"Spots in Oz" is a short story by Rachel Cosgrove Payes, published in Oz-story Magazine No. 3 in 1997. In it, Cosgrove Payes revisits one of her most distinctive characters, the Leopard with the Changeable Spots, introduced in her 1951 book The Hidden Valley of Oz.

In a remote corner of the Winkie Country live a set of twins: Fridolf and Tamlyn naturally prefer their nicknames, Fudge and Taffy. As twins will, they quarrel and quibble; in a dispute over their birthday presents, Taffy decides to sabotage her brother's experiments with his new chemistry set. She adds an herbal ingredient to the spot remover he's making; accidental magic makes all the spots in the neighborhood fade away.

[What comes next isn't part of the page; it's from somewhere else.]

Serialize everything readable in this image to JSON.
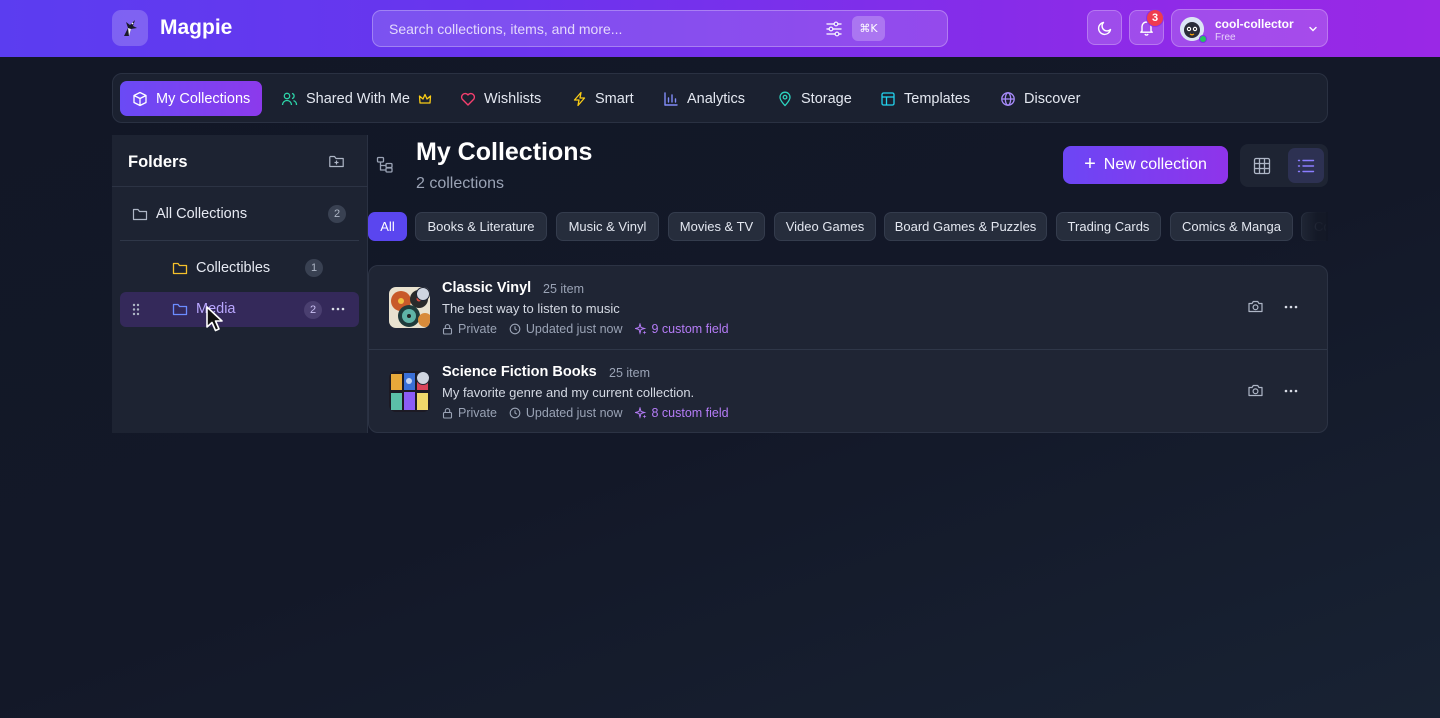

By chance, the Hungry Tiger and the Leopard with the Changeable Spots are passing by; and Spots is astonished and distressed when his markings disappear. The big cats track the problem down to one particular family. Eventually, Taffy has to confess what she's done. A neighboring herbalist is able to counteract the magic, and restore the Leopard and other spotted entities to their original condition.

In the course of the story, the Leopard manifests his spots into exclamation points and question marks, smily faces, balloons, birthday cakes, and exploding fireworks.

Payes was not the first Oz author to employ twins as protagonists. Jack Snow, in The Shaggy Man of Oz, and David Hulan, in The Glass Cat of Oz, did the same.